Exercise:
Print every line below exactly as written, but leave the pictures behind.

Provided information:

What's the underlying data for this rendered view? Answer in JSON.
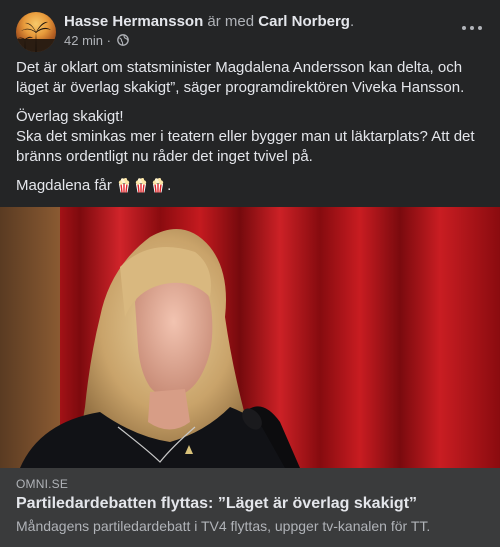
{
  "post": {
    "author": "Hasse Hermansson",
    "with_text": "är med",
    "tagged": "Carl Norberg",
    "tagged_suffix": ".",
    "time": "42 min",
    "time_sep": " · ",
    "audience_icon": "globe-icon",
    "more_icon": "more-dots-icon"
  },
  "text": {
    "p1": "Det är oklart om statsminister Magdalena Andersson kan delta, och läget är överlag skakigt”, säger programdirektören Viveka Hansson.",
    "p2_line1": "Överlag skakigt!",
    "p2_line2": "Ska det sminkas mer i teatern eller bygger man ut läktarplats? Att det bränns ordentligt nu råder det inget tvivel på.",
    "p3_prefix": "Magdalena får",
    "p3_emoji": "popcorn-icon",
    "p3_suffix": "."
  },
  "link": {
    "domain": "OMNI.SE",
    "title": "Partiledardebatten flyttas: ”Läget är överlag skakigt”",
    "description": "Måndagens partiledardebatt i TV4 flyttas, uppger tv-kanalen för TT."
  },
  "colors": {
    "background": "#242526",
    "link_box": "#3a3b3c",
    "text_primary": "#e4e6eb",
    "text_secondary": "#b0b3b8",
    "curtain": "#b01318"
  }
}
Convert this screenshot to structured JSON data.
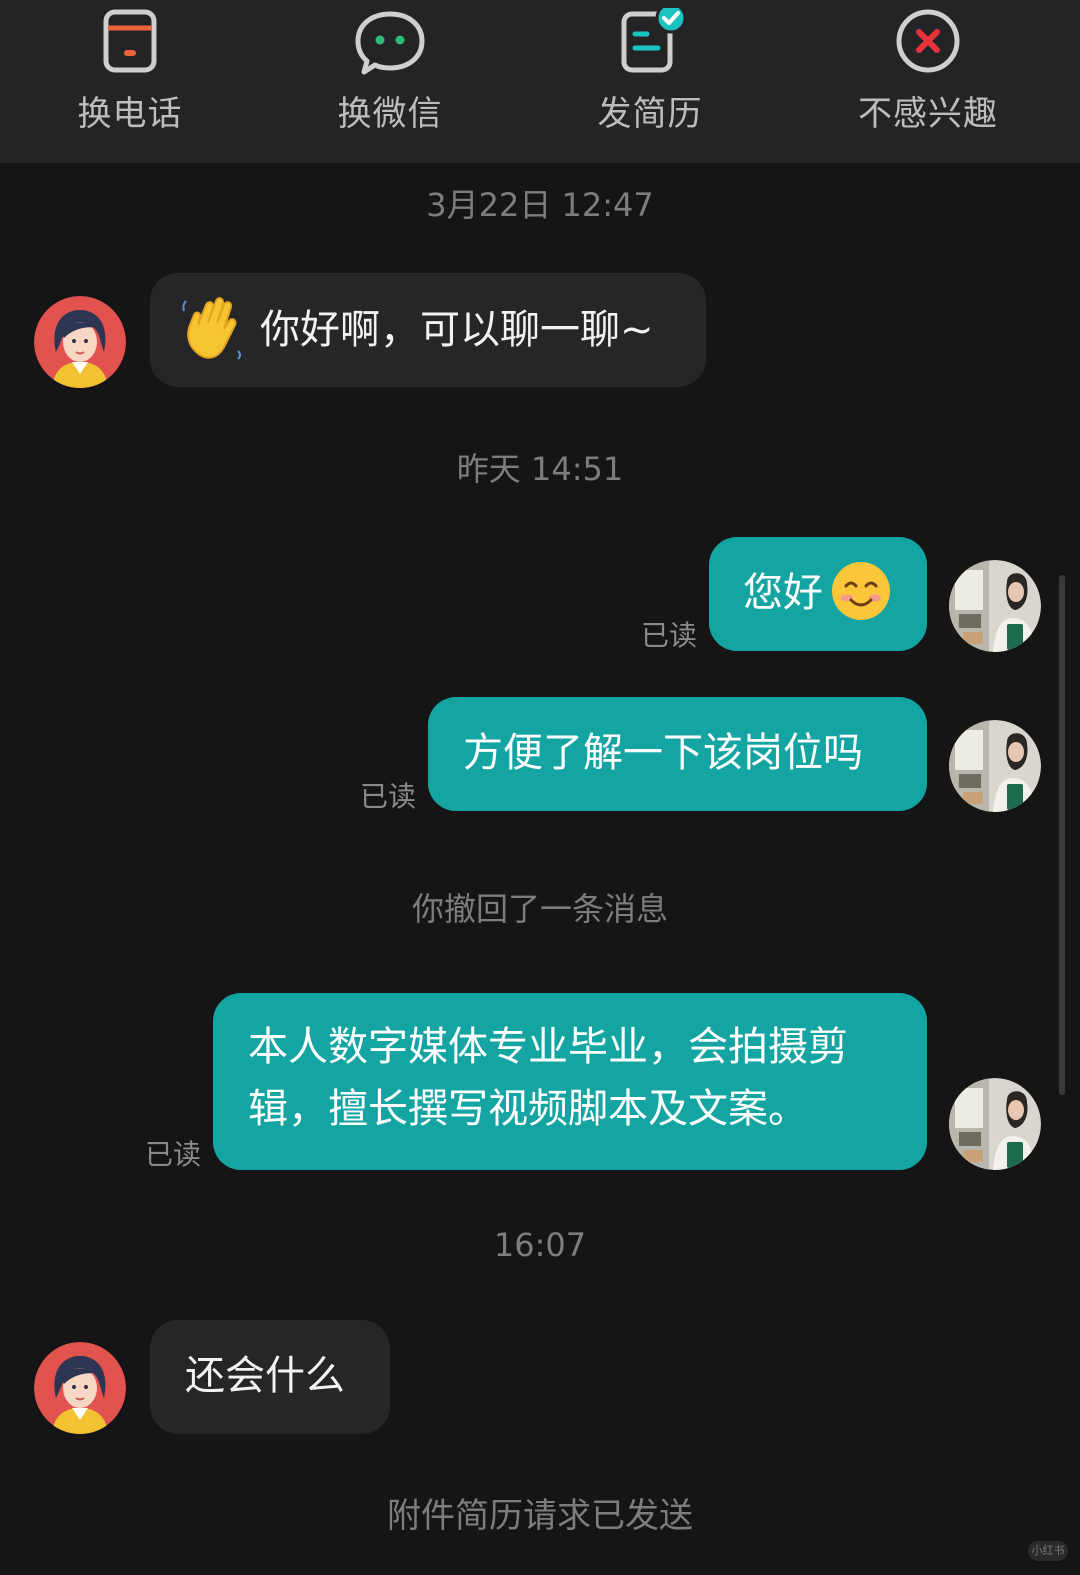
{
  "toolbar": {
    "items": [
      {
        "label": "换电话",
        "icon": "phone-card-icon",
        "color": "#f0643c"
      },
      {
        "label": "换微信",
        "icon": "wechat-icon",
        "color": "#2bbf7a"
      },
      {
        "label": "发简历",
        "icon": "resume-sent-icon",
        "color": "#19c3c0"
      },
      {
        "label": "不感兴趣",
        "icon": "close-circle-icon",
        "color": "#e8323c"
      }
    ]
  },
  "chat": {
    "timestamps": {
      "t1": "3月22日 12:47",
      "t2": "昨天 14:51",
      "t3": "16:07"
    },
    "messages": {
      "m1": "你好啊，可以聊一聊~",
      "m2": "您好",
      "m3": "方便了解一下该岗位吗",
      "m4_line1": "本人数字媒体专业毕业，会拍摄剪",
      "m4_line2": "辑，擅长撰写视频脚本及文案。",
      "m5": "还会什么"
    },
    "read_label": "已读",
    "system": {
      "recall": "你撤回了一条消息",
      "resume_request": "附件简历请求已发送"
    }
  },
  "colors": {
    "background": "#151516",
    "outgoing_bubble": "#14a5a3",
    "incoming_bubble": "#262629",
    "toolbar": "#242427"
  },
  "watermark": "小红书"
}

Answer to this task:
What's the underlying data for this rendered view? Answer in JSON.
{
  "post": {
    "author": "Hasse Hermansson",
    "with_text": "är med",
    "tagged": "Carl Norberg",
    "tagged_suffix": ".",
    "time": "42 min",
    "time_sep": " · ",
    "audience_icon": "globe-icon",
    "more_icon": "more-dots-icon"
  },
  "text": {
    "p1": "Det är oklart om statsminister Magdalena Andersson kan delta, och läget är överlag skakigt”, säger programdirektören Viveka Hansson.",
    "p2_line1": "Överlag skakigt!",
    "p2_line2": "Ska det sminkas mer i teatern eller bygger man ut läktarplats? Att det bränns ordentligt nu råder det inget tvivel på.",
    "p3_prefix": "Magdalena får",
    "p3_emoji": "popcorn-icon",
    "p3_suffix": "."
  },
  "link": {
    "domain": "OMNI.SE",
    "title": "Partiledardebatten flyttas: ”Läget är överlag skakigt”",
    "description": "Måndagens partiledardebatt i TV4 flyttas, uppger tv-kanalen för TT."
  },
  "colors": {
    "background": "#242526",
    "link_box": "#3a3b3c",
    "text_primary": "#e4e6eb",
    "text_secondary": "#b0b3b8",
    "curtain": "#b01318"
  }
}
Convert this screenshot to structured JSON data.
{
  "toolbar": {
    "items": [
      {
        "label": "换电话",
        "icon": "phone-card-icon",
        "color": "#f0643c"
      },
      {
        "label": "换微信",
        "icon": "wechat-icon",
        "color": "#2bbf7a"
      },
      {
        "label": "发简历",
        "icon": "resume-sent-icon",
        "color": "#19c3c0"
      },
      {
        "label": "不感兴趣",
        "icon": "close-circle-icon",
        "color": "#e8323c"
      }
    ]
  },
  "chat": {
    "timestamps": {
      "t1": "3月22日 12:47",
      "t2": "昨天 14:51",
      "t3": "16:07"
    },
    "messages": {
      "m1": "你好啊，可以聊一聊~",
      "m2": "您好",
      "m3": "方便了解一下该岗位吗",
      "m4_line1": "本人数字媒体专业毕业，会拍摄剪",
      "m4_line2": "辑，擅长撰写视频脚本及文案。",
      "m5": "还会什么"
    },
    "read_label": "已读",
    "system": {
      "recall": "你撤回了一条消息",
      "resume_request": "附件简历请求已发送"
    }
  },
  "colors": {
    "background": "#151516",
    "outgoing_bubble": "#14a5a3",
    "incoming_bubble": "#262629",
    "toolbar": "#242427"
  },
  "watermark": "小红书"
}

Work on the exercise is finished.